◆ Work request ◆
Every record that follows should appear again in your answer, exactly the same.

◆ Information ◆

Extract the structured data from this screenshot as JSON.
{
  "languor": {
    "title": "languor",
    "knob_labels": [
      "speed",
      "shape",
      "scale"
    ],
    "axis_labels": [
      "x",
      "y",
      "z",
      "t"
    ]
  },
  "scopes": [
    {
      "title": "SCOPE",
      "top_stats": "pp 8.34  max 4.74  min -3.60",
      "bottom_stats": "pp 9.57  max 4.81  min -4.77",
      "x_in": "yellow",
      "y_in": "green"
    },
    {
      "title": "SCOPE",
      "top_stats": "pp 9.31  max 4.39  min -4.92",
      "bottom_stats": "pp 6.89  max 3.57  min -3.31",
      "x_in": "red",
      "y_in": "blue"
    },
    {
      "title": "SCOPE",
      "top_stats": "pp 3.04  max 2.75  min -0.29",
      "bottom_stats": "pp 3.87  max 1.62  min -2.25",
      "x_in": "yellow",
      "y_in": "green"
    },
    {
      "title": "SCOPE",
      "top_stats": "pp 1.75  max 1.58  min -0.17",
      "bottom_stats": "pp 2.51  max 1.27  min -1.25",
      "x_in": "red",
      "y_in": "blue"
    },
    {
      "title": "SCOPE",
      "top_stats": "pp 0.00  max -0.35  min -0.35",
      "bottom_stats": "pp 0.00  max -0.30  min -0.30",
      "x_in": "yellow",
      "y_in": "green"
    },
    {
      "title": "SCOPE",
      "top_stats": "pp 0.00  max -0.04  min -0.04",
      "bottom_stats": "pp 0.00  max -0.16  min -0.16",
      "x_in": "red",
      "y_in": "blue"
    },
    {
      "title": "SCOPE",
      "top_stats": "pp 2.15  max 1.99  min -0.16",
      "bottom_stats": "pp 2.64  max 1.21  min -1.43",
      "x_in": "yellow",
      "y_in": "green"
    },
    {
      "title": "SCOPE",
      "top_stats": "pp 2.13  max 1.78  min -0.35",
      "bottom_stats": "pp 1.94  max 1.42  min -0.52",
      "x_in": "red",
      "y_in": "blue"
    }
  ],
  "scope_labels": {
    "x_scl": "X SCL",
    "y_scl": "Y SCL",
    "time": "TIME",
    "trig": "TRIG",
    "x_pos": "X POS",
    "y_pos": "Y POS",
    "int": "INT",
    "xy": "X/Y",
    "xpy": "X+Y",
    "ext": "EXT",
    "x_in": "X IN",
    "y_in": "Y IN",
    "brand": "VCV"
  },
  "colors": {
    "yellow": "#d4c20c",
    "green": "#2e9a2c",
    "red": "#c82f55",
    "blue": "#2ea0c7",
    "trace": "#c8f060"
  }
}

◆ Response box ◆
Extract the structured data from this screenshot as JSON.
{
  "languor": {
    "title": "languor",
    "knob_labels": [
      "speed",
      "shape",
      "scale"
    ],
    "axis_labels": [
      "x",
      "y",
      "z",
      "t"
    ]
  },
  "scopes": [
    {
      "title": "SCOPE",
      "top_stats": "pp 8.34  max 4.74  min -3.60",
      "bottom_stats": "pp 9.57  max 4.81  min -4.77",
      "x_in": "yellow",
      "y_in": "green"
    },
    {
      "title": "SCOPE",
      "top_stats": "pp 9.31  max 4.39  min -4.92",
      "bottom_stats": "pp 6.89  max 3.57  min -3.31",
      "x_in": "red",
      "y_in": "blue"
    },
    {
      "title": "SCOPE",
      "top_stats": "pp 3.04  max 2.75  min -0.29",
      "bottom_stats": "pp 3.87  max 1.62  min -2.25",
      "x_in": "yellow",
      "y_in": "green"
    },
    {
      "title": "SCOPE",
      "top_stats": "pp 1.75  max 1.58  min -0.17",
      "bottom_stats": "pp 2.51  max 1.27  min -1.25",
      "x_in": "red",
      "y_in": "blue"
    },
    {
      "title": "SCOPE",
      "top_stats": "pp 0.00  max -0.35  min -0.35",
      "bottom_stats": "pp 0.00  max -0.30  min -0.30",
      "x_in": "yellow",
      "y_in": "green"
    },
    {
      "title": "SCOPE",
      "top_stats": "pp 0.00  max -0.04  min -0.04",
      "bottom_stats": "pp 0.00  max -0.16  min -0.16",
      "x_in": "red",
      "y_in": "blue"
    },
    {
      "title": "SCOPE",
      "top_stats": "pp 2.15  max 1.99  min -0.16",
      "bottom_stats": "pp 2.64  max 1.21  min -1.43",
      "x_in": "yellow",
      "y_in": "green"
    },
    {
      "title": "SCOPE",
      "top_stats": "pp 2.13  max 1.78  min -0.35",
      "bottom_stats": "pp 1.94  max 1.42  min -0.52",
      "x_in": "red",
      "y_in": "blue"
    }
  ],
  "scope_labels": {
    "x_scl": "X SCL",
    "y_scl": "Y SCL",
    "time": "TIME",
    "trig": "TRIG",
    "x_pos": "X POS",
    "y_pos": "Y POS",
    "int": "INT",
    "xy": "X/Y",
    "xpy": "X+Y",
    "ext": "EXT",
    "x_in": "X IN",
    "y_in": "Y IN",
    "brand": "VCV"
  },
  "colors": {
    "yellow": "#d4c20c",
    "green": "#2e9a2c",
    "red": "#c82f55",
    "blue": "#2ea0c7",
    "trace": "#c8f060"
  }
}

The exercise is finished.